Where an entry holds an image, skip the image but reproduce the rest word for word.

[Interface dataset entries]
****

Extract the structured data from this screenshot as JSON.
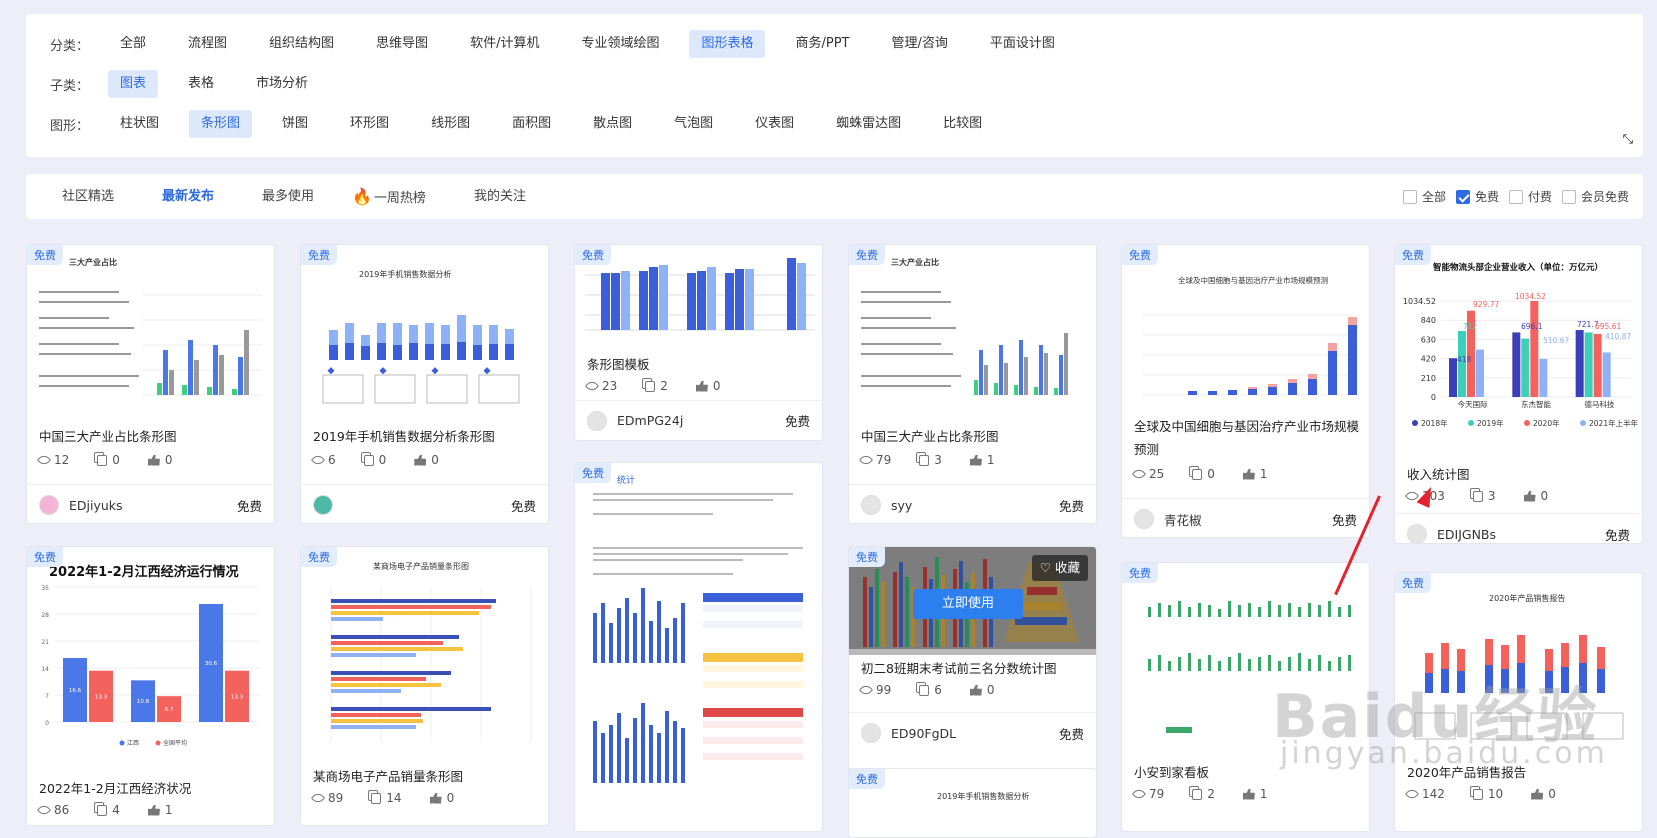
{
  "filters": {
    "category": {
      "label": "分类：",
      "items": [
        "全部",
        "流程图",
        "组织结构图",
        "思维导图",
        "软件/计算机",
        "专业领域绘图",
        "图形表格",
        "商务/PPT",
        "管理/咨询",
        "平面设计图"
      ],
      "selected": "图形表格"
    },
    "subcategory": {
      "label": "子类：",
      "items": [
        "图表",
        "表格",
        "市场分析"
      ],
      "selected": "图表"
    },
    "shape": {
      "label": "图形：",
      "items": [
        "柱状图",
        "条形图",
        "饼图",
        "环形图",
        "线形图",
        "面积图",
        "散点图",
        "气泡图",
        "仪表图",
        "蜘蛛雷达图",
        "比较图"
      ],
      "selected": "条形图"
    }
  },
  "tabs": [
    "社区精选",
    "最新发布",
    "最多使用",
    "一周热榜",
    "我的关注"
  ],
  "active_tab": "最新发布",
  "checks": [
    {
      "label": "全部",
      "checked": false
    },
    {
      "label": "免费",
      "checked": true
    },
    {
      "label": "付费",
      "checked": false
    },
    {
      "label": "会员免费",
      "checked": false
    }
  ],
  "badge": "免费",
  "overlay": {
    "use": "立即使用",
    "fav": "收藏"
  },
  "cards": [
    {
      "title": "中国三大产业占比条形图",
      "views": "12",
      "copies": "0",
      "likes": "0",
      "user": "EDjiyuks",
      "price": "免费",
      "thumb_title": "三大产业占比"
    },
    {
      "title": "2019年手机销售数据分析条形图",
      "views": "6",
      "copies": "0",
      "likes": "0",
      "user": "",
      "price": "免费",
      "thumb_title": "2019年手机销售数据分析"
    },
    {
      "title": "条形图模板",
      "views": "23",
      "copies": "2",
      "likes": "0",
      "user": "EDmPG24j",
      "price": "免费"
    },
    {
      "title": "中国三大产业占比条形图",
      "views": "79",
      "copies": "3",
      "likes": "1",
      "user": "syy",
      "price": "免费",
      "thumb_title": "三大产业占比"
    },
    {
      "title": "全球及中国细胞与基因治疗产业市场规模预测",
      "views": "25",
      "copies": "0",
      "likes": "1",
      "user": "青花椒",
      "price": "免费",
      "thumb_title": "全球及中国细胞与基因治疗产业市场规模预测"
    },
    {
      "title": "收入统计图",
      "views": "103",
      "copies": "3",
      "likes": "0",
      "user": "EDIJGNBs",
      "price": "免费",
      "thumb_title": "智能物流头部企业营业收入（单位：万亿元）"
    },
    {
      "title": "2022年1-2月江西经济状况",
      "views": "86",
      "copies": "4",
      "likes": "1",
      "thumb_title": "2022年1-2月江西经济运行情况"
    },
    {
      "title": "某商场电子产品销量条形图",
      "views": "89",
      "copies": "14",
      "likes": "0",
      "thumb_title": "某商场电子产品销量条形图"
    },
    {
      "title": "",
      "thumb_title": "统计"
    },
    {
      "title": "初二8班期末考试前三名分数统计图",
      "views": "99",
      "copies": "6",
      "likes": "0",
      "user": "ED90FgDL",
      "price": "免费"
    },
    {
      "title": "小安到家看板",
      "views": "79",
      "copies": "2",
      "likes": "1"
    },
    {
      "title": "2020年产品销售报告",
      "views": "142",
      "copies": "10",
      "likes": "0",
      "thumb_title": "2020年产品销售报告"
    },
    {
      "title": "",
      "thumb_title": "2019年手机销售数据分析"
    }
  ],
  "revenue_chart": {
    "yticks": [
      "1034.52",
      "840",
      "630",
      "420",
      "210",
      "0"
    ],
    "groups": [
      "今天国际",
      "东杰智能",
      "德马科技"
    ],
    "legend": [
      "2018年",
      "2019年",
      "2020年",
      "2021年上半年"
    ],
    "labels": [
      "418",
      "712",
      "929.77",
      "1034.52",
      "696.1",
      "721.7",
      "695.61",
      "510.67",
      "410.87"
    ]
  },
  "jiangxi_chart": {
    "yticks": [
      "35",
      "28",
      "21",
      "14",
      "7",
      "0"
    ],
    "values": [
      [
        16.6,
        13.3
      ],
      [
        10.8,
        6.7
      ],
      [
        30.6,
        13.3
      ]
    ],
    "legend": [
      "江西",
      "全国平均"
    ]
  },
  "watermark": {
    "brand": "Baidu经验",
    "url": "jingyan.baidu.com"
  },
  "colors": {
    "accent": "#2d6be4",
    "bar_blue": "#4a78e8",
    "bar_red": "#f4625e",
    "bar_teal": "#3ecfb8",
    "bar_light": "#8fb1f5"
  }
}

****

* **RESULT OF THE EXERCISE**:
Extract the structured data from this screenshot as JSON.
{
  "filters": {
    "category": {
      "label": "分类：",
      "items": [
        "全部",
        "流程图",
        "组织结构图",
        "思维导图",
        "软件/计算机",
        "专业领域绘图",
        "图形表格",
        "商务/PPT",
        "管理/咨询",
        "平面设计图"
      ],
      "selected": "图形表格"
    },
    "subcategory": {
      "label": "子类：",
      "items": [
        "图表",
        "表格",
        "市场分析"
      ],
      "selected": "图表"
    },
    "shape": {
      "label": "图形：",
      "items": [
        "柱状图",
        "条形图",
        "饼图",
        "环形图",
        "线形图",
        "面积图",
        "散点图",
        "气泡图",
        "仪表图",
        "蜘蛛雷达图",
        "比较图"
      ],
      "selected": "条形图"
    }
  },
  "tabs": [
    "社区精选",
    "最新发布",
    "最多使用",
    "一周热榜",
    "我的关注"
  ],
  "active_tab": "最新发布",
  "checks": [
    {
      "label": "全部",
      "checked": false
    },
    {
      "label": "免费",
      "checked": true
    },
    {
      "label": "付费",
      "checked": false
    },
    {
      "label": "会员免费",
      "checked": false
    }
  ],
  "badge": "免费",
  "overlay": {
    "use": "立即使用",
    "fav": "收藏"
  },
  "cards": [
    {
      "title": "中国三大产业占比条形图",
      "views": "12",
      "copies": "0",
      "likes": "0",
      "user": "EDjiyuks",
      "price": "免费",
      "thumb_title": "三大产业占比"
    },
    {
      "title": "2019年手机销售数据分析条形图",
      "views": "6",
      "copies": "0",
      "likes": "0",
      "user": "",
      "price": "免费",
      "thumb_title": "2019年手机销售数据分析"
    },
    {
      "title": "条形图模板",
      "views": "23",
      "copies": "2",
      "likes": "0",
      "user": "EDmPG24j",
      "price": "免费"
    },
    {
      "title": "中国三大产业占比条形图",
      "views": "79",
      "copies": "3",
      "likes": "1",
      "user": "syy",
      "price": "免费",
      "thumb_title": "三大产业占比"
    },
    {
      "title": "全球及中国细胞与基因治疗产业市场规模预测",
      "views": "25",
      "copies": "0",
      "likes": "1",
      "user": "青花椒",
      "price": "免费",
      "thumb_title": "全球及中国细胞与基因治疗产业市场规模预测"
    },
    {
      "title": "收入统计图",
      "views": "103",
      "copies": "3",
      "likes": "0",
      "user": "EDIJGNBs",
      "price": "免费",
      "thumb_title": "智能物流头部企业营业收入（单位：万亿元）"
    },
    {
      "title": "2022年1-2月江西经济状况",
      "views": "86",
      "copies": "4",
      "likes": "1",
      "thumb_title": "2022年1-2月江西经济运行情况"
    },
    {
      "title": "某商场电子产品销量条形图",
      "views": "89",
      "copies": "14",
      "likes": "0",
      "thumb_title": "某商场电子产品销量条形图"
    },
    {
      "title": "",
      "thumb_title": "统计"
    },
    {
      "title": "初二8班期末考试前三名分数统计图",
      "views": "99",
      "copies": "6",
      "likes": "0",
      "user": "ED90FgDL",
      "price": "免费"
    },
    {
      "title": "小安到家看板",
      "views": "79",
      "copies": "2",
      "likes": "1"
    },
    {
      "title": "2020年产品销售报告",
      "views": "142",
      "copies": "10",
      "likes": "0",
      "thumb_title": "2020年产品销售报告"
    },
    {
      "title": "",
      "thumb_title": "2019年手机销售数据分析"
    }
  ],
  "revenue_chart": {
    "yticks": [
      "1034.52",
      "840",
      "630",
      "420",
      "210",
      "0"
    ],
    "groups": [
      "今天国际",
      "东杰智能",
      "德马科技"
    ],
    "legend": [
      "2018年",
      "2019年",
      "2020年",
      "2021年上半年"
    ],
    "labels": [
      "418",
      "712",
      "929.77",
      "1034.52",
      "696.1",
      "721.7",
      "695.61",
      "510.67",
      "410.87"
    ]
  },
  "jiangxi_chart": {
    "yticks": [
      "35",
      "28",
      "21",
      "14",
      "7",
      "0"
    ],
    "values": [
      [
        16.6,
        13.3
      ],
      [
        10.8,
        6.7
      ],
      [
        30.6,
        13.3
      ]
    ],
    "legend": [
      "江西",
      "全国平均"
    ]
  },
  "watermark": {
    "brand": "Baidu经验",
    "url": "jingyan.baidu.com"
  },
  "colors": {
    "accent": "#2d6be4",
    "bar_blue": "#4a78e8",
    "bar_red": "#f4625e",
    "bar_teal": "#3ecfb8",
    "bar_light": "#8fb1f5"
  }
}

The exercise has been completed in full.